In that same vein, Dr. Alexandrides says "the idea of having supplements and skin care was very intuitive to me. If you are doing surgery, you need to give the right products to your patients so they can heal better and faster, and who knows how the skin heals better than the plastic." And that's how 111Skin was born.
"I never thought I would create a line of skin care that I would sell outside my clinic," he says. It all started when he met two scientists involved in the space program and in charge of the wellness of astronauts. They were the ones creating food and supplements for astronauts. "Space is a very harsh environment and is actually a laboratory for advanced aging because the skin is exposed to intense cosmic radiation," he says. "They were ahead of their time — they had this knowledge of how to prevent aging of the skin in the most extreme environment." So, Dr. Alexandrides collaborated with them on products in 2006.
Their very first breakthrough was the Dramatic Healing Serum in 2008 — a product designed to help Dr. Alexandrides's patients heal faster. "Most of my patients came back to me after six weeks — which was the initial healing phase where I was giving them the serum for free — and were asking for more." The secret ingredient to this formula was 111SKIN's NAC Y2, which has become a hero in the industry and many people's routines. It remains central to the brand today and is the key ingredient in the Y Theorem line. Eventually, after discussing it with his wife, Eva Alexandridis (cofounder and CEO of the brand), they decided to create a small skin-care line with eight core products utilizing NAC Y2 to sell after the initial six-week recovery time. "I never thought that it would become what it is today," says Dr. Alexandrides. "It was part of my practice, so it felt like more of an added service for my patients."
With all of the breakthroughs and success, of course there were difficult moments, too, but Dr. Alexandrides never doubted his career as a doctor. "There was never a moment I thought I would give up my career. If you're a doctor, it's not just a job — it becomes part of your nature. I think that gave me a lot of resilience, too."
Dr. Alexandrides's success doesn't end there. He's also earned himself an impressive list of celebrity clinetele, but you won't catch him sharing any names. "We always respect anonymity," he says, which is something that gives him confidence that he's doing the right thing. "Of course, I do like this aspect of my job, but I take it seriously. I treat every single patient the same. It doesn't matter how famous they are. They have the same needs and they need the same kind of attention. So I try to give that to everybody."
As far as career highlights go, Dr. Alexandrides has a humbling one and it's happening now. "As for many people, it was a very tough time with COVID — my clinic had to close for the first time completely," he says. "I feel that we have strengthened the company. I feel like the momentum has increased instead of slowed down, actually."
"There was never a moment I thought I would give up my career. If you're a doctor, it's not just a job — it becomes part of your nature."
The business quickly pivoted, switching to other platforms to reach clients and create a network of professionals, such as aestheticians and dermatologists that help. "We have established a very vibrant connection and the sales have followed," he says. "It is a pinch-me moment because it could have been the other way and I need to tell myself that.

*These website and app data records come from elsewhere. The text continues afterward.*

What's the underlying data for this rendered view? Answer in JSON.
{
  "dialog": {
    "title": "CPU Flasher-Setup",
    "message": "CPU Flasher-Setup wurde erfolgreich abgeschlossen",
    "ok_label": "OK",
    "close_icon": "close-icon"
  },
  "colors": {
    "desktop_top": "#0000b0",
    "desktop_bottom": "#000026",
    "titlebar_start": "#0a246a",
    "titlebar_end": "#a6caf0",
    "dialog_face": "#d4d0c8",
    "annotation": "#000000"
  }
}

It is a time where we are able to strengthen our team by attracting people who are really experienced in this field because the needs of the company change as you go ahead."
How Dr. Alexandrides wishes to be remembered might sound surprising, but it actually reinforces that, business owner aside, he's a surgeon first and foremost. "My aim is to create products that minimize people's need to come into a clinic," he says.